I wish I had a dollar for every time I have heard that question in the past couple of months. Of course I am referring to fishing, the same as the folks that posed the original query so many times.

Winter lingered through spring, even folks who stay mainly indoors know that, and the central and western regions of Texas remain seriously drought-stricken. Here at my place in Seadrift we have received a paltry 3.1 inches of rain since January 1 somewhere in the range of 75% below normal and farther up the Guadalupe Basin they're in worse shape.

With no local runoff and but a trickle from the Guadalupe the salinities in the San Antonio/Aransas Bay Complex are well above normal. Not dangerously high yet but too high for this time of year.

Lingering cool weather has not allowed water temperatures to rise God I'm tired of waders and seagrass development is well behind schedule. Grassbeds and grassy guts along leeward shorelines are traditionally a good fallback plan when chocolate foam laps at the edges of mid-bay reefs in late spring. But where's the grass?

Wind is probably the biggest source of fishermen scratching their heads bald lately. When's it going to end? AndWhat's up with southwest and west in April and May? Too many days we end up fishing where we could, instead of where we should.

My hope is that with all the tougher than normal catching conditions there will be lots of fish available when the dust settles. But here we go again that'll take some rain.

My best advice is to go fishing every chance. Even if you have never been in the habit of making a fishing log this would be a great year to start.
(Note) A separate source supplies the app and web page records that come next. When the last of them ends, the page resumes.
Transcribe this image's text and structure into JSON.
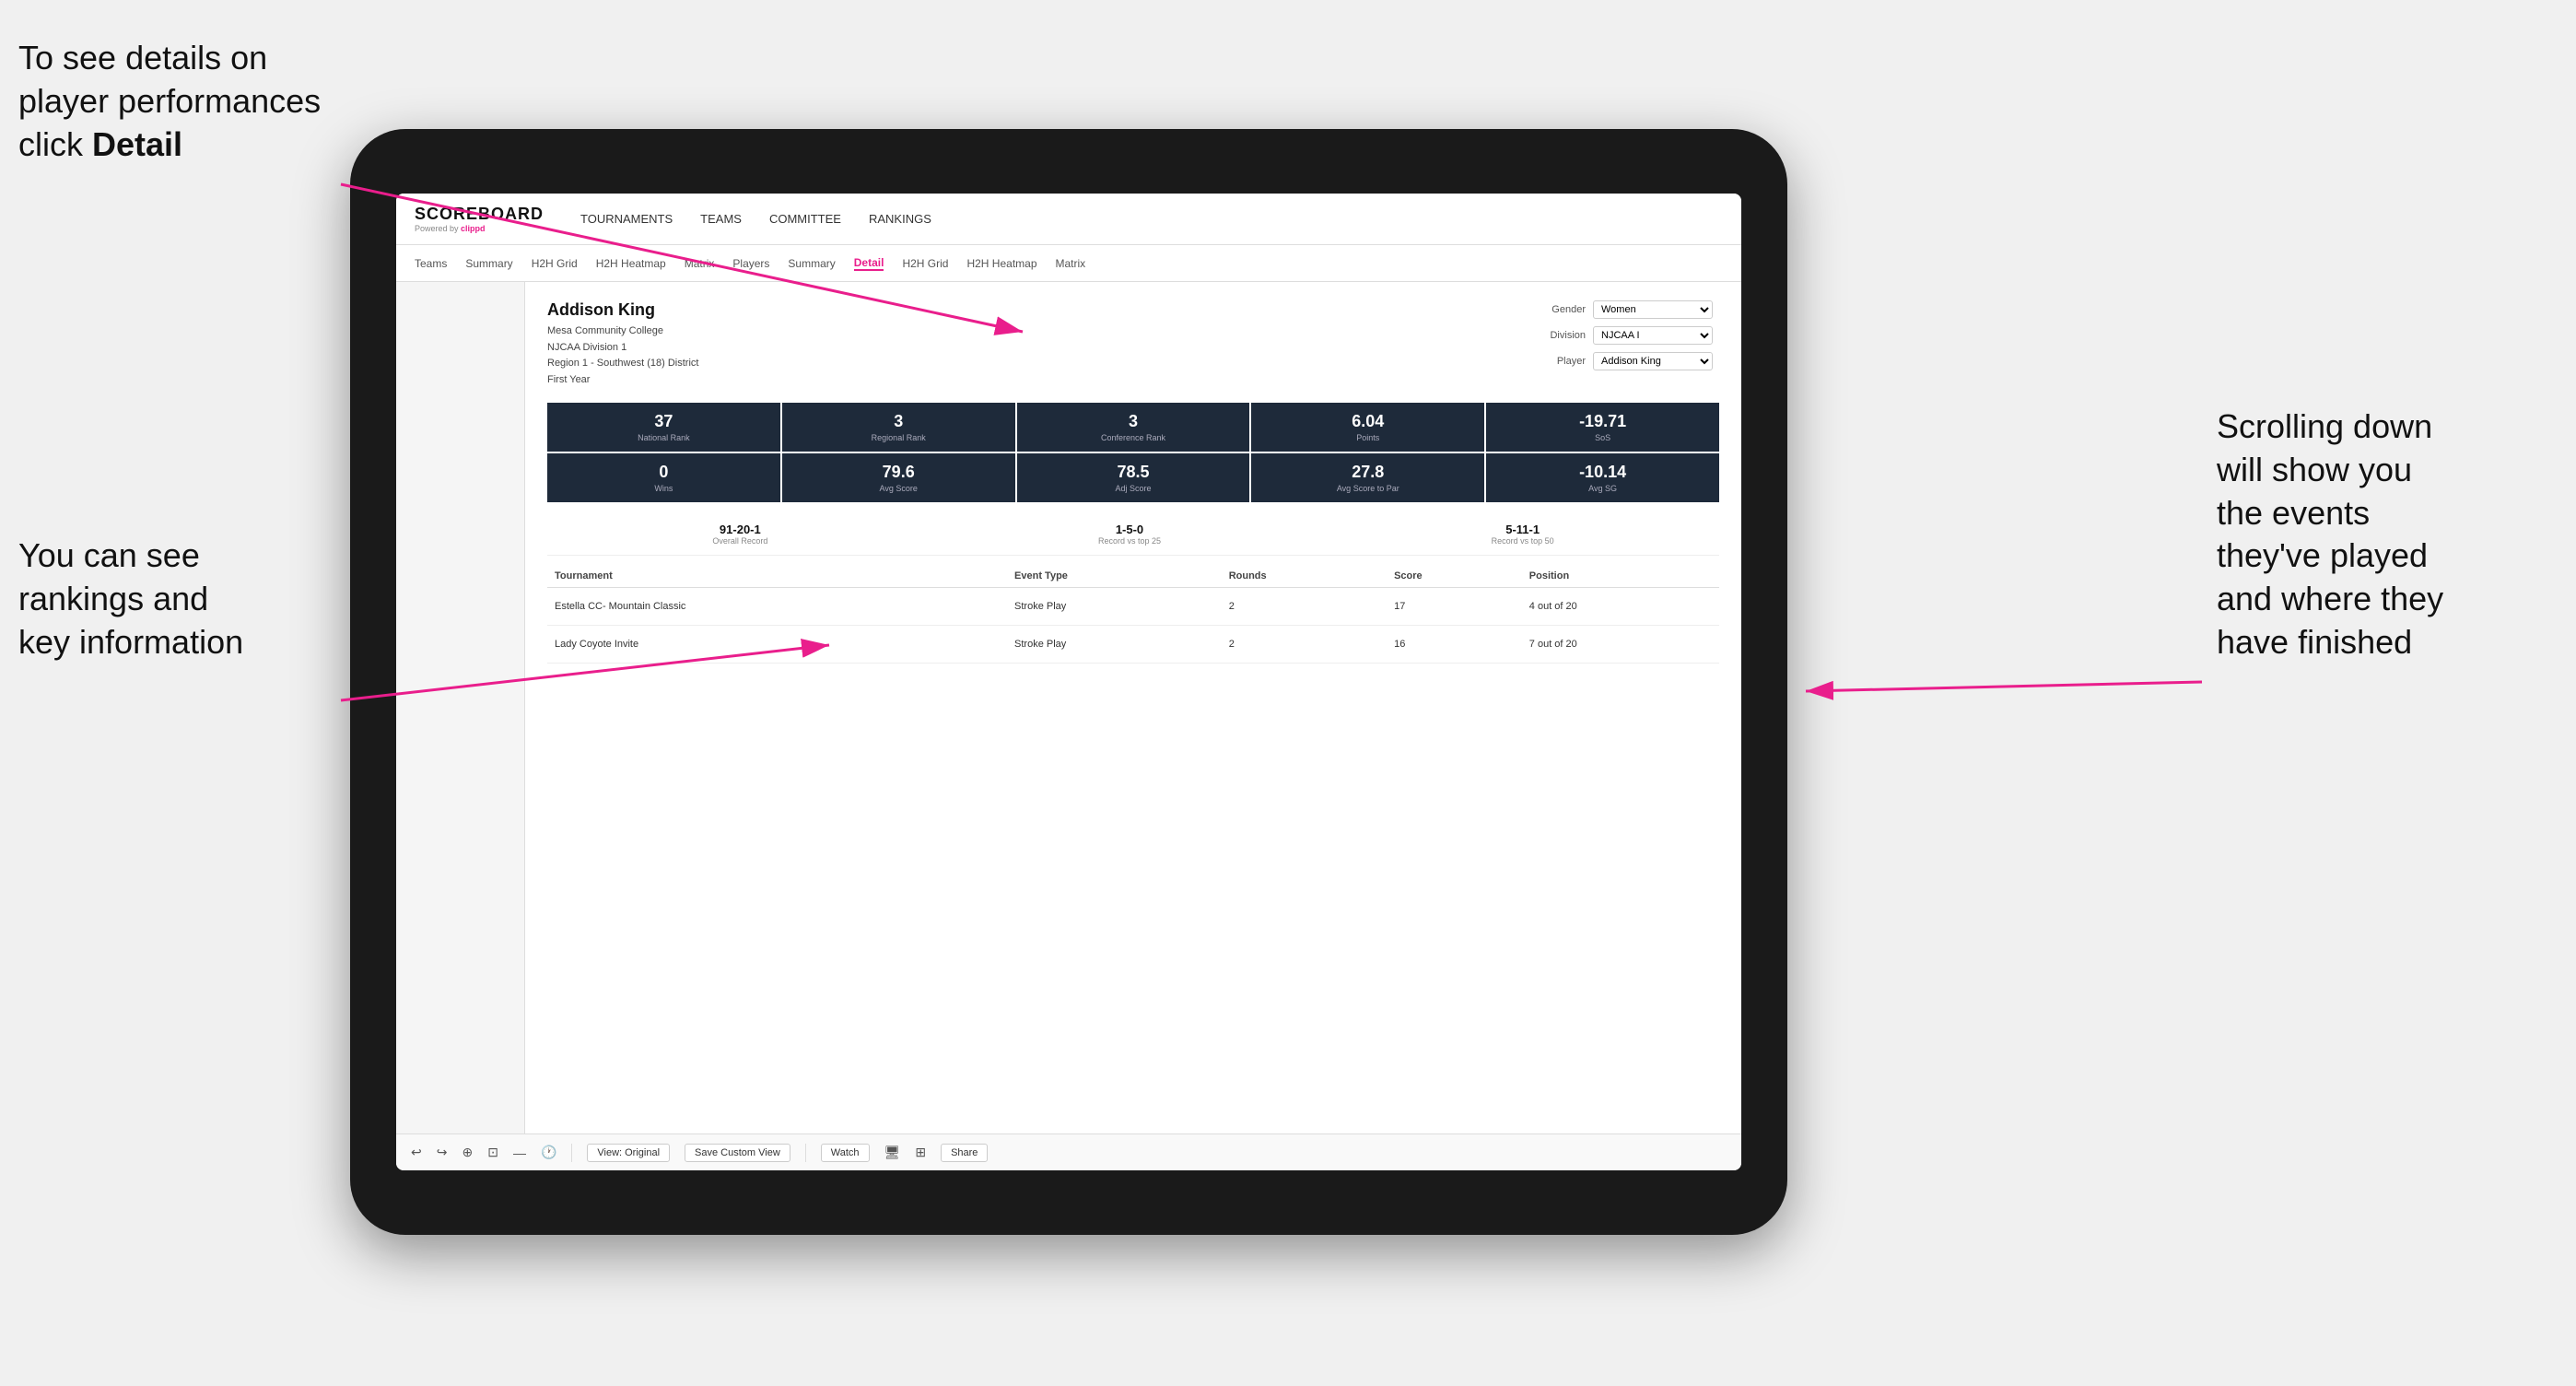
{
  "annotations": {
    "topleft": {
      "line1": "To see details on",
      "line2": "player performances",
      "line3_plain": "click ",
      "line3_bold": "Detail"
    },
    "bottomleft": {
      "line1": "You can see",
      "line2": "rankings and",
      "line3": "key information"
    },
    "right": {
      "line1": "Scrolling down",
      "line2": "will show you",
      "line3": "the events",
      "line4": "they've played",
      "line5": "and where they",
      "line6": "have finished"
    }
  },
  "top_nav": {
    "logo": "SCOREBOARD",
    "powered_by": "Powered by clippd",
    "items": [
      {
        "label": "TOURNAMENTS",
        "active": false
      },
      {
        "label": "TEAMS",
        "active": false
      },
      {
        "label": "COMMITTEE",
        "active": false
      },
      {
        "label": "RANKINGS",
        "active": false
      }
    ]
  },
  "sub_nav": {
    "items": [
      {
        "label": "Teams",
        "active": false
      },
      {
        "label": "Summary",
        "active": false
      },
      {
        "label": "H2H Grid",
        "active": false
      },
      {
        "label": "H2H Heatmap",
        "active": false
      },
      {
        "label": "Matrix",
        "active": false
      },
      {
        "label": "Players",
        "active": false
      },
      {
        "label": "Summary",
        "active": false
      },
      {
        "label": "Detail",
        "active": true
      },
      {
        "label": "H2H Grid",
        "active": false
      },
      {
        "label": "H2H Heatmap",
        "active": false
      },
      {
        "label": "Matrix",
        "active": false
      }
    ]
  },
  "player": {
    "name": "Addison King",
    "school": "Mesa Community College",
    "division": "NJCAA Division 1",
    "region": "Region 1 - Southwest (18) District",
    "year": "First Year"
  },
  "controls": {
    "gender_label": "Gender",
    "gender_value": "Women",
    "division_label": "Division",
    "division_value": "NJCAA I",
    "player_label": "Player",
    "player_value": "Addison King"
  },
  "stats_row1": [
    {
      "value": "37",
      "label": "National Rank"
    },
    {
      "value": "3",
      "label": "Regional Rank"
    },
    {
      "value": "3",
      "label": "Conference Rank"
    },
    {
      "value": "6.04",
      "label": "Points"
    },
    {
      "value": "-19.71",
      "label": "SoS"
    }
  ],
  "stats_row2": [
    {
      "value": "0",
      "label": "Wins"
    },
    {
      "value": "79.6",
      "label": "Avg Score"
    },
    {
      "value": "78.5",
      "label": "Adj Score"
    },
    {
      "value": "27.8",
      "label": "Avg Score to Par"
    },
    {
      "value": "-10.14",
      "label": "Avg SG"
    }
  ],
  "records": [
    {
      "value": "91-20-1",
      "label": "Overall Record"
    },
    {
      "value": "1-5-0",
      "label": "Record vs top 25"
    },
    {
      "value": "5-11-1",
      "label": "Record vs top 50"
    }
  ],
  "table": {
    "columns": [
      "Tournament",
      "Event Type",
      "Rounds",
      "Score",
      "Position"
    ],
    "rows": [
      {
        "tournament": "Estella CC- Mountain Classic",
        "event_type": "Stroke Play",
        "rounds": "2",
        "score": "17",
        "position": "4 out of 20"
      },
      {
        "tournament": "Lady Coyote Invite",
        "event_type": "Stroke Play",
        "rounds": "2",
        "score": "16",
        "position": "7 out of 20"
      }
    ]
  },
  "toolbar": {
    "view_label": "View: Original",
    "save_label": "Save Custom View",
    "watch_label": "Watch",
    "share_label": "Share"
  }
}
You see, the way fishing works, we become fixated on big catches. Every bite does not have to be a trophy but, darn it, we like bites. Trouble is though; on days when bites are plentiful at every stop, how much did you learn?

So much goes into becoming a proficient angler, one that finds and catches his quarry on a better than average basis. And as much fun as big numbers days can be, scratching out a few on a tough day will always provide the best learning opportunities.

Take for example a tough day Pam and I had recently. Years of experience told me where they should be but I guess they never got that memo. So off we went, look here, and look there. Look for favorable depth over available structure in clarity that should produce, with some bait activity. It took the better part of three hours but we finally landed in the back of a cove I probably hadn't tried in five or six years.

Finally – pay dirt! Three fat twenty-inch trout and a grilling-size red sent us home, happy with our day's work.